1
$\begingroup$

Suppose that $f:X \rightarrow \mathbb{R}$ is uniformly continuous, where $X$ is a compact metric space. By definition of uniform continuity, there exists $\delta$, independent of point chosen such that $d_X(x,y)<\delta \Rightarrow |f(x)-f(y)|<\epsilon$.

Question: Suppose that $x,y \in X$ such that $d_X(x,y) > \delta$. I want to show that $|f(x)-f(y)|< \epsilon^*$, where $\epsilon^*$ depends on $\epsilon$. Can I perform the followings?

Since $y \notin B(x,\delta)$, choose $x_1 \in B(x,\delta)$ and consider $B(x_1,\delta)$. If $y \in B(x_1,\delta)$, then we have $|f(x)-f(y)|<2 \epsilon$. Otherwise, choose $x_2 \in B(x_1, \delta)$ and consider $B(x_2, \delta)$. If $y \in B(x_2, \delta)$, then we have $|f(x)-f(y)|<3 \epsilon$. Generally, if $y \in B(x_n,\delta)$, then $|f(x)-f(y)|<(n+1) \epsilon$.

I am wondering whether this process terminates for some $n_0 \in \mathbb{N}$. I think the answer is yes since $X$ is compact.

$\endgroup$
  • $\begingroup$ Where does it say that $X$ is compact? $\endgroup$ – Tryss Jul 26 '15 at 11:17
  • $\begingroup$ Edited. Thanks. $\endgroup$ – Idonknow Jul 26 '15 at 11:25
  • 1
    $\begingroup$ What about $\epsilon^*$ as a function of $\epsilon$? Do you allow it to be unbounded as $\epsilon \to 0$? $\endgroup$ – Siminore Jul 26 '15 at 11:28
  • $\begingroup$ No. $\epsilon^*$ is bounded $\endgroup$ – Idonknow Jul 26 '15 at 12:22
1
$\begingroup$

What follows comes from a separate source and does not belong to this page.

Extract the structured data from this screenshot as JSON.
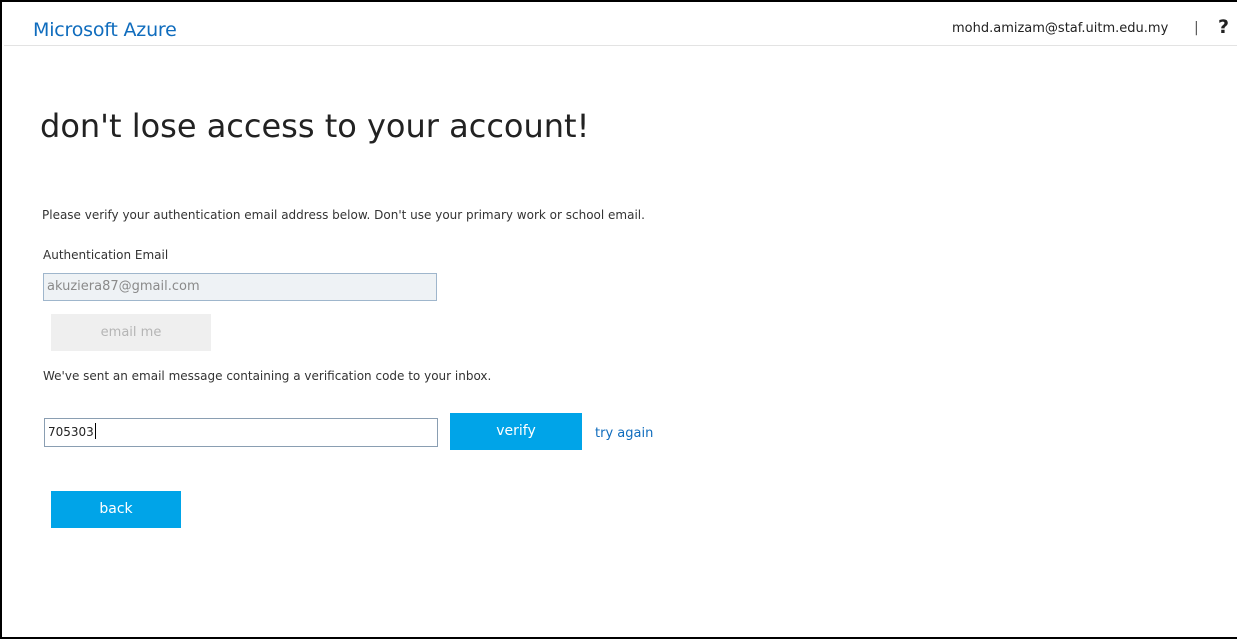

If $X $ is compact, there exists $k>0$ with $d (x,y)<k $ for all $x,y $. So you can take $\epsilon^*=k $, or you can choose any $n $ such that $n \epsilon >k $.

$\endgroup$

Your Answer

By clicking “Post Your Answer”, you agree to our terms of service, privacy policy and cookie policy

Not the answer you're looking for? Browse other questions tagged or ask your own question.